Concussions aren’t the only thing that will determine Goodell’s legacy. He is not a popular commissioner amongst the majority of players. Since most fans connect with players, his overall popularity among fans is also pretty low. There is one more issue that will be a big part of his legacy: The Washington Redskins. Not the team, the team name. I would love to give you examples of team names that would be equivalent in insult to using Redskins to describe Native Americans, but I’m afraid. I like my job, and don’t wish to lose it. Seriously, the term is so offensive that the only “acceptable” use in current society is as the team’s name. The Washington basketball team changed its name from Bullets to Wizards because of the offensiveness, but a disparaging, insulting, taboo, racist moniker is still okay? NO NO NO

Oct 28, 2012; Detroit, MI, USA; MLB commissioner Bud Selig at a press conference before game four of the 2012 World Series between the Detroit Tigers and the San Francisco Giants at Comerica Park. Mandatory Credit: Andrew Weber-USA TODAY Sports

Bud “What Steroids Give, Steroids Take Away” Selig

Do you remember watching baseball immediately before Mark McGuire and Sammy Sosa took aim at the all-time home run record?

Neither do I.

Baseball was at a low point in fan interest right before the beginning of the steroid era. Face it, steroids saved baseball. The home run record chase captured the attention of the world. People that never liked baseball were transfixed. We watched every at bat, and ESPN made sure they cut in for each one. It was probably the most excited as a nation we’d been since the Miracle on Ice. I just don’t believe that baseball, and its commissioner weren’t aware of the cheating that was happening to give us that magic.

What did he know, and when did he know it? We’ll probably never know. But the fact is that the end of Bud Selig’s tenure as baseball’s commissioner has been focused on steroid abuse. From McGuire to Barry Bonds to Alex Rodriguez, the best of the best baseball has had to offer has been mired in this scandal. I’m not sure that 25 years from now all we remember about baseball from this era is the steroids.

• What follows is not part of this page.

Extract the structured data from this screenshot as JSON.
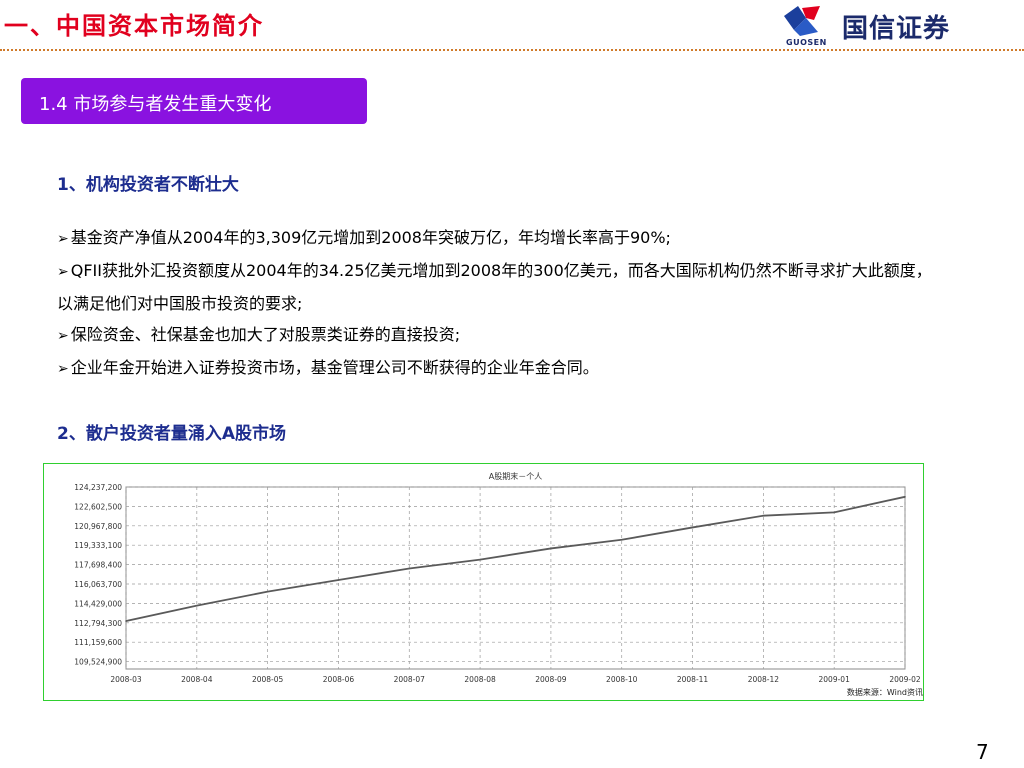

I guess time will tell for Bud and his contemporaries.

As always